AIM OF THE TASK –
In the entries below, every line that contains "icon" must be located and copied.

EXTRACTED ENTRIES –
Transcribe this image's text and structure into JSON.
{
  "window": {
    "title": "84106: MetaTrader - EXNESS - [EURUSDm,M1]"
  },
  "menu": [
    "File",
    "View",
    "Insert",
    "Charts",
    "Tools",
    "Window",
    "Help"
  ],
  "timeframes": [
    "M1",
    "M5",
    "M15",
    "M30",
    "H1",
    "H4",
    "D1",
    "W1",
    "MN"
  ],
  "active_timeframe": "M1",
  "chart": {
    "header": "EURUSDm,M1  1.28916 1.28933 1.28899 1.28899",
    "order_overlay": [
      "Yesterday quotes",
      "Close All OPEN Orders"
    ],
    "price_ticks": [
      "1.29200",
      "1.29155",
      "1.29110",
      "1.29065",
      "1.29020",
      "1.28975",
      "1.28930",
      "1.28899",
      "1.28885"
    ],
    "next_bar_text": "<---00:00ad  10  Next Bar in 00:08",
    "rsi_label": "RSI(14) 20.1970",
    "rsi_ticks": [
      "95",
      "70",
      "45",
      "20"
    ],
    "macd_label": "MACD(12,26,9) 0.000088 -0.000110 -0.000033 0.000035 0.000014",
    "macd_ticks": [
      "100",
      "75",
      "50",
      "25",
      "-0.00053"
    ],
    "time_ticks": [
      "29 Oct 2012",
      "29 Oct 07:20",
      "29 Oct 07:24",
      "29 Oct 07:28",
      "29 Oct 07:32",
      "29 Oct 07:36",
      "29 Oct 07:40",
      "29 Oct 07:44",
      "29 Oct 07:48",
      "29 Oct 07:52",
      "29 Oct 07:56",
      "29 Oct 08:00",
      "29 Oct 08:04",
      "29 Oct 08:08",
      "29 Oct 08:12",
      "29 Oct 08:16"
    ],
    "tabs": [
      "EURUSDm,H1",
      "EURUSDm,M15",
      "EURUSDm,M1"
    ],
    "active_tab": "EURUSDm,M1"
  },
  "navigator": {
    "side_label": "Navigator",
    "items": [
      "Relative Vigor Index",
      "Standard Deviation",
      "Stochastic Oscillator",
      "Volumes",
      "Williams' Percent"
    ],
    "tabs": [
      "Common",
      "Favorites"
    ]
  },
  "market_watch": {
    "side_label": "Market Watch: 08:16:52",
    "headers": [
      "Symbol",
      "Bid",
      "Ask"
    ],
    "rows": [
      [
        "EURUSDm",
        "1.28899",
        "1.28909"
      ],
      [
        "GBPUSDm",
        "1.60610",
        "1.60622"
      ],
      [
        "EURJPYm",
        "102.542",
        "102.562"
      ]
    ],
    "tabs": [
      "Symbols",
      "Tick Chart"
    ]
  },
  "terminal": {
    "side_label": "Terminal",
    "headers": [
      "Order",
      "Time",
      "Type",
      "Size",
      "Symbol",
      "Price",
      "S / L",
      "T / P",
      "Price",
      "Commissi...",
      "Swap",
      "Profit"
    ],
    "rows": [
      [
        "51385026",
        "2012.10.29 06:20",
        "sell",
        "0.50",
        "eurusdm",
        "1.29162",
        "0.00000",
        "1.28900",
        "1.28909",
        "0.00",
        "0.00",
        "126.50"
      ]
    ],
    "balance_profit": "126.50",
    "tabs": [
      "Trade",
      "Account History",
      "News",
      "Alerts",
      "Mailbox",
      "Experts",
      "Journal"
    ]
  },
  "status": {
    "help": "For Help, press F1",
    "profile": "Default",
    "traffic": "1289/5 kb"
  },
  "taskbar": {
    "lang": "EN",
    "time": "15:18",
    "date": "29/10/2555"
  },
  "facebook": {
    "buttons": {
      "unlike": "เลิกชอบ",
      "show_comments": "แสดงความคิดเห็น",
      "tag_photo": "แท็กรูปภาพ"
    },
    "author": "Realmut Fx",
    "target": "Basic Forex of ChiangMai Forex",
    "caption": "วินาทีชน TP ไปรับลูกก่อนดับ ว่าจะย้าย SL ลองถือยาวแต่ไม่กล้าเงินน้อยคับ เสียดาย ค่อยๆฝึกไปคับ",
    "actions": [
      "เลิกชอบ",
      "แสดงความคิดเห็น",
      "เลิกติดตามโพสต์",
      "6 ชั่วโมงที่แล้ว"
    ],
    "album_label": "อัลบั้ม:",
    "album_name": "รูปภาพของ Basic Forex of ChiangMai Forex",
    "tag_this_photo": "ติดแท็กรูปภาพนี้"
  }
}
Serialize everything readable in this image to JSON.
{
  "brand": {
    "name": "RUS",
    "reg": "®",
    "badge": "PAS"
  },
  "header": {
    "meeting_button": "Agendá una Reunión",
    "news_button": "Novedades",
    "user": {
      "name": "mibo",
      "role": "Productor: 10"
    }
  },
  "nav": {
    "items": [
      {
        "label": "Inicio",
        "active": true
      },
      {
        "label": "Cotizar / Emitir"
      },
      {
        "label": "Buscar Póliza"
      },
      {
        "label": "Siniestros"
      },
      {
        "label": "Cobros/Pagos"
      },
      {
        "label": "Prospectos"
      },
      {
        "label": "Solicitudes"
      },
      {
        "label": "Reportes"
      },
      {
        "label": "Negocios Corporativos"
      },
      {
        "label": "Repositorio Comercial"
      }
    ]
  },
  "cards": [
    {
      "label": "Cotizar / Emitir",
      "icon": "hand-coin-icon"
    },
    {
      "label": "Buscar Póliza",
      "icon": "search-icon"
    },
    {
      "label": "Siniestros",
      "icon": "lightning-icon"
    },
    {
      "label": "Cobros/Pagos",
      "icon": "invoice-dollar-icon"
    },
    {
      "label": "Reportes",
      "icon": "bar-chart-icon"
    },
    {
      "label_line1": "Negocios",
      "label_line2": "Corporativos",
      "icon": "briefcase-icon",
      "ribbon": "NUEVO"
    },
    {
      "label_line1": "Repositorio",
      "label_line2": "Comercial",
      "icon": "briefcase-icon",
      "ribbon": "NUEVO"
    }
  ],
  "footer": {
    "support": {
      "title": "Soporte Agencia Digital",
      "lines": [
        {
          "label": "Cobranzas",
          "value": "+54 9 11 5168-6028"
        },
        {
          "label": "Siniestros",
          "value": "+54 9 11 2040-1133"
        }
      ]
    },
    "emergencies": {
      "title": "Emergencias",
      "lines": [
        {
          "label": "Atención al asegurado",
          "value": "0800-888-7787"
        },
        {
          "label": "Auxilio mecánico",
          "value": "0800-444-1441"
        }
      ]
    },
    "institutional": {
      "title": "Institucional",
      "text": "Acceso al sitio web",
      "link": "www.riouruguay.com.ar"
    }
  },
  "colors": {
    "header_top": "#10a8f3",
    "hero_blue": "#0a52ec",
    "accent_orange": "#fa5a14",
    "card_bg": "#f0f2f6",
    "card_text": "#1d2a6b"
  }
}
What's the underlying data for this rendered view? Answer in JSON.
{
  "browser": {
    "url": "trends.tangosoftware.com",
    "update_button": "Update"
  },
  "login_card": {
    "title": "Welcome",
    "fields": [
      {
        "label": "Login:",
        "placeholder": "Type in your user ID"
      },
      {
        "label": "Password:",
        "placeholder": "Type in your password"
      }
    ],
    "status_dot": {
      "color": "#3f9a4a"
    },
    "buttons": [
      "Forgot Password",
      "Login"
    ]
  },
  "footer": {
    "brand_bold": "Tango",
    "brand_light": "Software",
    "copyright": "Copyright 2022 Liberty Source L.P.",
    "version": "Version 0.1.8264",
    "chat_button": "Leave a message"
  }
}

TASK SOLUTION –
      "icon": "hand-coin-icon"
      "icon": "search-icon"
      "icon": "lightning-icon"
      "icon": "invoice-dollar-icon"
      "icon": "bar-chart-icon"
      "icon": "briefcase-icon",
      "icon": "briefcase-icon",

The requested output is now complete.